→ **Task goal**
Find the string "user" in the data, then copy every line where it is found.

→ **Exercise data**
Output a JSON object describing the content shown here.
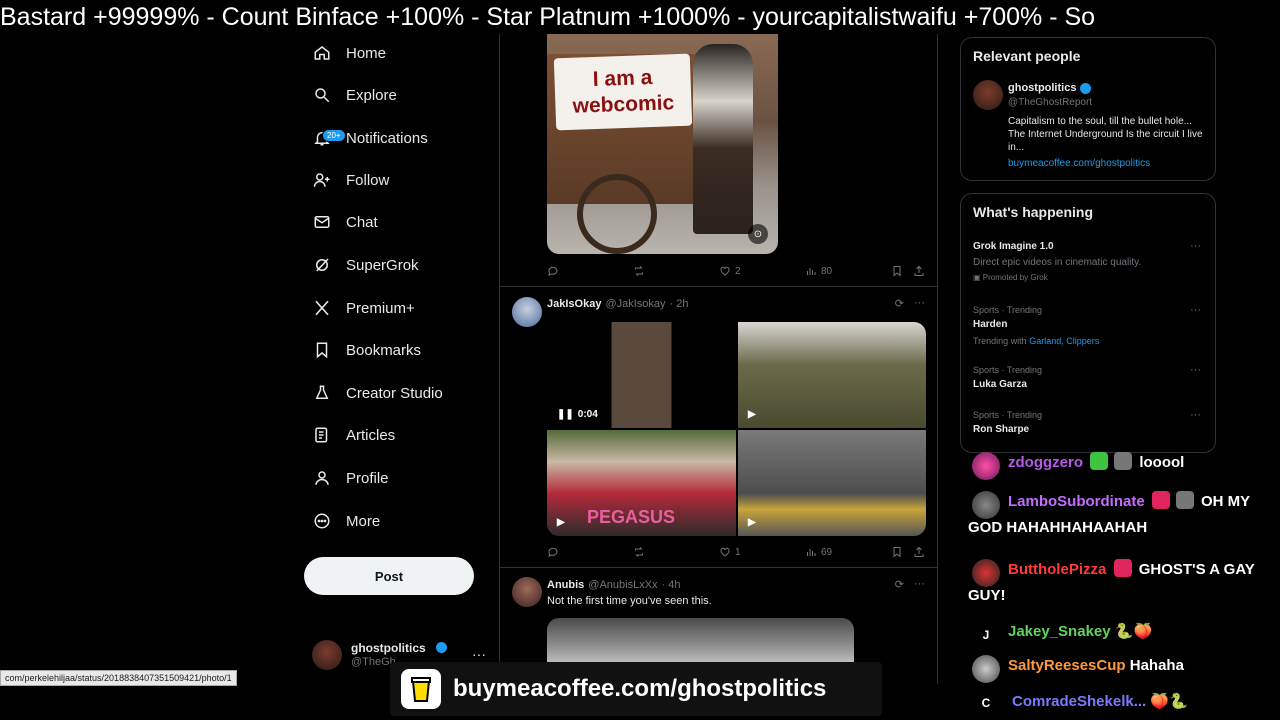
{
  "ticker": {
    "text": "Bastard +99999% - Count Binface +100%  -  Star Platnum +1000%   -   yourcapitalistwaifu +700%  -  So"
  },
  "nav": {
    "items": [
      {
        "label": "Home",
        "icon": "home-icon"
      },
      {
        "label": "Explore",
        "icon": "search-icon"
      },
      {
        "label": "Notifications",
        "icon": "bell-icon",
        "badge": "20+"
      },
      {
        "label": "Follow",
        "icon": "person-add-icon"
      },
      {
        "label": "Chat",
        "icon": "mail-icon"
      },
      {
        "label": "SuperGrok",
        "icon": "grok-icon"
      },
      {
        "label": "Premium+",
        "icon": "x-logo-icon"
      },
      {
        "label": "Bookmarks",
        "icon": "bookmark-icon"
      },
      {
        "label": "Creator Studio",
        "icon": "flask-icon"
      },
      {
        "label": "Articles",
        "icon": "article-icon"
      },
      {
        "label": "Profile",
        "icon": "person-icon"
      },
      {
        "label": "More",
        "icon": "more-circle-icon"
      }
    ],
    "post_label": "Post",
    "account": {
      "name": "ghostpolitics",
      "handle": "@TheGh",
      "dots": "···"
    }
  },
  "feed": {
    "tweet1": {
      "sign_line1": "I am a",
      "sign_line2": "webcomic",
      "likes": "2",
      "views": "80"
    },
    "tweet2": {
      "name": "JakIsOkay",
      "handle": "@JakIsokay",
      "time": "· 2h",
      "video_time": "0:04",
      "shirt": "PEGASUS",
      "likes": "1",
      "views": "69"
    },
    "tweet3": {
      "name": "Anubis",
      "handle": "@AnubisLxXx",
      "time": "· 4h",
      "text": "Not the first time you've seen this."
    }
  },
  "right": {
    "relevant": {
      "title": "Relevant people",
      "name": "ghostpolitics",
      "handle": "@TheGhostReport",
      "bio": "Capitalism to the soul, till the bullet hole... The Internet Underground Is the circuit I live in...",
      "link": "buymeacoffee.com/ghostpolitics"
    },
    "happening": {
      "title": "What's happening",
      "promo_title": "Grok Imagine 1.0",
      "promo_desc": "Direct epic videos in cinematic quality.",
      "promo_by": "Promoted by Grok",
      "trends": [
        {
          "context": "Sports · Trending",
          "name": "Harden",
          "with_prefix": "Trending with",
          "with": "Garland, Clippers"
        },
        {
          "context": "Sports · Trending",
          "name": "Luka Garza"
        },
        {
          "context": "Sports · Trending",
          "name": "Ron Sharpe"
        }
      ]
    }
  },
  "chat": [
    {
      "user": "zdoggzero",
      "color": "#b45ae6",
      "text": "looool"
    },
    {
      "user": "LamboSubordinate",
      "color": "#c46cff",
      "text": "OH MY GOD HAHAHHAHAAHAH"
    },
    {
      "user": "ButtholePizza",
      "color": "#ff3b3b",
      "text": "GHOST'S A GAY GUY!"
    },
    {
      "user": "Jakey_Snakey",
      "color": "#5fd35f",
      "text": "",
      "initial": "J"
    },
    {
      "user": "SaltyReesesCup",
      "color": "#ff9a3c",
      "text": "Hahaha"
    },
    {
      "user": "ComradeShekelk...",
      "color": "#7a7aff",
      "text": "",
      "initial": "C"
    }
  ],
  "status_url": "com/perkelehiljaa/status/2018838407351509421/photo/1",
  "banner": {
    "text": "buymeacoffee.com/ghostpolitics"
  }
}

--

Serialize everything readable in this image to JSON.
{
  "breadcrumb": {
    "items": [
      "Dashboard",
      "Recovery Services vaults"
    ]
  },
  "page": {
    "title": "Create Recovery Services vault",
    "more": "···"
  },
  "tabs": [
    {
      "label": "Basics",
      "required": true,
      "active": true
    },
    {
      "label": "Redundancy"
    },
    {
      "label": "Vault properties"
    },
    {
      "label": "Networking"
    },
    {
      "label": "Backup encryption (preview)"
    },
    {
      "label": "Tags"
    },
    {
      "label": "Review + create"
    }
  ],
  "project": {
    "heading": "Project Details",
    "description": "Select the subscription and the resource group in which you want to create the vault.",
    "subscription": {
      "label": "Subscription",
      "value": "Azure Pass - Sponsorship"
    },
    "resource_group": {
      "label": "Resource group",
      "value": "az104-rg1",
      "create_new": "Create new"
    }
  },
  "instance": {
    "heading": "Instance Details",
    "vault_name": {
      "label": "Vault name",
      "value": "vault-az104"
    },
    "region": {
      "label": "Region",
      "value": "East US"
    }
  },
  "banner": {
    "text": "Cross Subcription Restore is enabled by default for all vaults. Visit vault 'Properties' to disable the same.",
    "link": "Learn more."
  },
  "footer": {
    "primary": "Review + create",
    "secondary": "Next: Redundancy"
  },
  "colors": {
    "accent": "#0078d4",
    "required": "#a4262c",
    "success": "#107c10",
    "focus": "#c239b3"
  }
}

→ **Solution for this task**
      "user": "zdoggzero",
      "user": "LamboSubordinate",
      "user": "ButtholePizza",
      "user": "Jakey_Snakey",
      "user": "SaltyReesesCup",
      "user": "ComradeShekelk...",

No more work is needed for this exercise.